AUs that diverge during canon events or immediately beforehand are probably the most common type of Regency-era AU. Almost every conceivable divergence point has been written at least once, but some come up many times, particularly Darcy's proposal at Hunsford, Elizabeth & Darcy's first meeting at the Meryton assembly, and Bingley encountering Jane in London. Commonly novel-length retellings of the novel's subsequent events, which often reuse lots of Austen's original words verbatim in the altered context of the AU situation.

Forced or Arranged Marriages

A hugely popular subgenre. Either Mr Bennet's premature death leads to an arranged marriage for economic motives or some observed indiscretion leads to forced marriage to escape disgrace.

Crossover AUs

Crossovers with non-Austen fandoms are relatively rare (except of the pastiche-type fusion where characters from other canons enact the P&P plot).

Gapfillers

Gapfillers (sometimes called "interstitials" in Austen fandom) are relatively rare in this fandom; they mostly expand on Elizabeth and Darcy between their engagement and their marriage, with the couple's first kiss being a common topic. Another common type of gapfiller gives Darcy's view of canon events.

Elizabeth/Darcy Sequels

Sequels that focus on Elizabeth and Darcy's marriage are one of the most common types of fanfiction; "sequel" is sometimes used to refer to all Regency-era fanfiction. These vary from Austen-like essentially gen to steamy explicit. Sequels dealing with the other canonical marriages (Jane/Bingley, Charlotte/Collins, Lydia/Wickham) do exist but are much rarer.

Non-Canonical Pairings

Het

Stories that break up Elizabeth & Darcy are very rare but not entirely unheard of. The most common het partners for Darcy are Anne de Bourgh followed by Caroline Bingley, though there are a few well-known stories that pair him with Jane or Kitty Bennet. Elizabeth gets more of a choice of men, including Colonel Fitzwilliam, George Wickham, William Collins & Charles Bingley.

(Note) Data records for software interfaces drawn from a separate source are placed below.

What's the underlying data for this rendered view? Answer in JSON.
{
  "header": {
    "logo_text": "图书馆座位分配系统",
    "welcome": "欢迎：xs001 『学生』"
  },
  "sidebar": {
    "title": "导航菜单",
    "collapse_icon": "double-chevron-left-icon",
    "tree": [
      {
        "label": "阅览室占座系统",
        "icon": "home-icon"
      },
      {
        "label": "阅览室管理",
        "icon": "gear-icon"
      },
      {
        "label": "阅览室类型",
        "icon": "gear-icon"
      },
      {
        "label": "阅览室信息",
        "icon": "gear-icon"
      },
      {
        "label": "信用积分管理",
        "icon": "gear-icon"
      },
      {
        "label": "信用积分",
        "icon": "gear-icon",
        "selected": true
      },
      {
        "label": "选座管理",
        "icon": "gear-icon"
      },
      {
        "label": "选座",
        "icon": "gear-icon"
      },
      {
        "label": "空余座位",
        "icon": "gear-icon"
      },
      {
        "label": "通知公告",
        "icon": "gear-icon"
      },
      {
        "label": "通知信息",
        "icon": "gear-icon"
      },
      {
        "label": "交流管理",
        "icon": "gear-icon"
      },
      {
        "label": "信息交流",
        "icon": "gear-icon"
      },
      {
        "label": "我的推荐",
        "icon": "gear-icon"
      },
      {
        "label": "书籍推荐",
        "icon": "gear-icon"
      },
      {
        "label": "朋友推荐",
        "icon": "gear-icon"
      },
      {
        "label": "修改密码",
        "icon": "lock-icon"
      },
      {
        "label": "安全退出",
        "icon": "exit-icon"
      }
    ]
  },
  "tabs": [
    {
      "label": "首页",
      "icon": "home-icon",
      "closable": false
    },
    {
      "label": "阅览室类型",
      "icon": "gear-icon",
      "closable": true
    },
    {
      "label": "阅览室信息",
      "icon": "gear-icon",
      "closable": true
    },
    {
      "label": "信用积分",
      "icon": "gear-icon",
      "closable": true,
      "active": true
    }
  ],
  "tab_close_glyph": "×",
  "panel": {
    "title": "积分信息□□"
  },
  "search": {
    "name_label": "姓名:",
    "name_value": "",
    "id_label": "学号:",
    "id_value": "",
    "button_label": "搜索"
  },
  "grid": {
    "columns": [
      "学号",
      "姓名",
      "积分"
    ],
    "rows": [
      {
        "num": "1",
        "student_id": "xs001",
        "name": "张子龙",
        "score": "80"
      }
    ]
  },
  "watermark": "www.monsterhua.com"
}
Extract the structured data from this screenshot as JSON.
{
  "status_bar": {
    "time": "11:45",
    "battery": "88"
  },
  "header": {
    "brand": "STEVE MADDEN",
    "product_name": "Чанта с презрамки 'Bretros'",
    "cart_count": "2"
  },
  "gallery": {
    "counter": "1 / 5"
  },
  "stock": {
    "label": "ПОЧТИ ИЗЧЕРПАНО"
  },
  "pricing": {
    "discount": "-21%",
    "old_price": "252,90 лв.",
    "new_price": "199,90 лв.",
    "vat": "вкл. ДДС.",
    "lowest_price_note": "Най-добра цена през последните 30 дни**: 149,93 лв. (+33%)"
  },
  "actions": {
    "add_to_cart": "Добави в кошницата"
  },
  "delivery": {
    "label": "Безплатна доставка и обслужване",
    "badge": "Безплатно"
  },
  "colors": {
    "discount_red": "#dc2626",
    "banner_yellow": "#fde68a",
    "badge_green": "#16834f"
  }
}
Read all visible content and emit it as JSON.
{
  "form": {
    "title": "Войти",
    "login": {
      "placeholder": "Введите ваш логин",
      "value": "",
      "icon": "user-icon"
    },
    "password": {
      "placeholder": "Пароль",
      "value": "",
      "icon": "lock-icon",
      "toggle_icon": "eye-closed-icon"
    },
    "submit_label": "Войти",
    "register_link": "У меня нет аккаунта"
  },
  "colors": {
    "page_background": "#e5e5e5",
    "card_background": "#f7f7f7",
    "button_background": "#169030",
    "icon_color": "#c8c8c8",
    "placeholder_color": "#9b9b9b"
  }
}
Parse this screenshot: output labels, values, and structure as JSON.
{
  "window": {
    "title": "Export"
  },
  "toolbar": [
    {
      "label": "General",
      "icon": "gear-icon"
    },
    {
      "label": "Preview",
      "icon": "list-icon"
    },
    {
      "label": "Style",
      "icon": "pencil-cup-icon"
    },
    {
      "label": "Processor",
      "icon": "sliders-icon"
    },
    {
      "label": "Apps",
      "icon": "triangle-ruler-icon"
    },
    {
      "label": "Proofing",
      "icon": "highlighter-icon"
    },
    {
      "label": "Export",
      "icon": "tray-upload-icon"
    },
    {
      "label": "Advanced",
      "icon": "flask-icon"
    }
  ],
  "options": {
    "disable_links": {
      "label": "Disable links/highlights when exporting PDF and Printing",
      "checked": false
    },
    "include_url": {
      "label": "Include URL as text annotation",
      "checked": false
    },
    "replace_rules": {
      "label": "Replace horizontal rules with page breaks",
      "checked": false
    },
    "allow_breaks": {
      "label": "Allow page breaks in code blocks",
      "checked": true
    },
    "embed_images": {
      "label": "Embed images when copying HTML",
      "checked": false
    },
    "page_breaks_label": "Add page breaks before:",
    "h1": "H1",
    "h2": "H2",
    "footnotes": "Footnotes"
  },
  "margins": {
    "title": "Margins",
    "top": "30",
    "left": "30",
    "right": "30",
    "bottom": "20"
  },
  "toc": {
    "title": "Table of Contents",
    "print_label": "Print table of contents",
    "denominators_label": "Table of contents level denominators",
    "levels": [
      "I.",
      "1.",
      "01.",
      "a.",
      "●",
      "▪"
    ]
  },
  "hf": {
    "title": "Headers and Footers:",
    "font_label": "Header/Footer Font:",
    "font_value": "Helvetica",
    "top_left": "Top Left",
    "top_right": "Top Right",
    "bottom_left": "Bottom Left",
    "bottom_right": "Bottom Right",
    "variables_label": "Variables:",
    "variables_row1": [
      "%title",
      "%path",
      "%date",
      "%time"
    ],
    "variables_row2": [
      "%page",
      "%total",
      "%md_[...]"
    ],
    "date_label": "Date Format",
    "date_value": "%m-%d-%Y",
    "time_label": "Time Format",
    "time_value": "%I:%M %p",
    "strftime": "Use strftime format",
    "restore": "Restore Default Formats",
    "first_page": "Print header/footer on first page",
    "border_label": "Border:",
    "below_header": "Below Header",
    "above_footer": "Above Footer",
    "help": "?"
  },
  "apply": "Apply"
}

The other canon marriages are not so sacrosanct; fans of Jane/Bingley sometimes complain that disrupting this pairing doesn't always merit a warning. Jane is most often paired with Colonel Fitzwilliam or Mr Collins, while Bingley occasionally ends up with Georgiana or Elizabeth. In addition to Jane or Elizabeth, Mr Collins sometimes ends up with Mary or even Lydia.

Slash

Slash of the m/m variety is very rare in this fandom. The most popular pairings among the handful of m/m stories are probably Darcy/Bingley followed by Darcy/Wickham, but there's also at least one each of Darcy/Colonel Fitzwilliam, Darcy/genderswitched-Elizabeth, and even Darcy/Collins. Femslash is likewise sparse (though proportionately to fandom as a whole, not quite so rare) with the most commonly written pairings probably being Elizabeth/Charlotte & Anne/Mary.

A little P&P slash used to be archived at Slash Cotillion but was lost when the archive went offline in 2008; Archive of Our Own and the Austen Slash & Rarelitslash livejournal communities each have a few stories.

Secondary Characters

While dwarfed by the popularity of the Elizabeth/Darcy pairing, the many secondary & minor characters of the novel are explored in numerous stories. Characters that are particularly often written include Caroline Bingley, Georgiana Darcy, Anne de Bourgh, Colonel Fitzwilliam and Charlotte Lucas.

Modern AUs

Modern AUs are one of the most common forms of P&P fanfiction. The popular professional example, Bridget Jones's Diary (1996), may well have increased their prevalence.

Recs

Resources

References

  1. crack_van: Pride and Prejudice: An Overview (accessed 6 February 2014)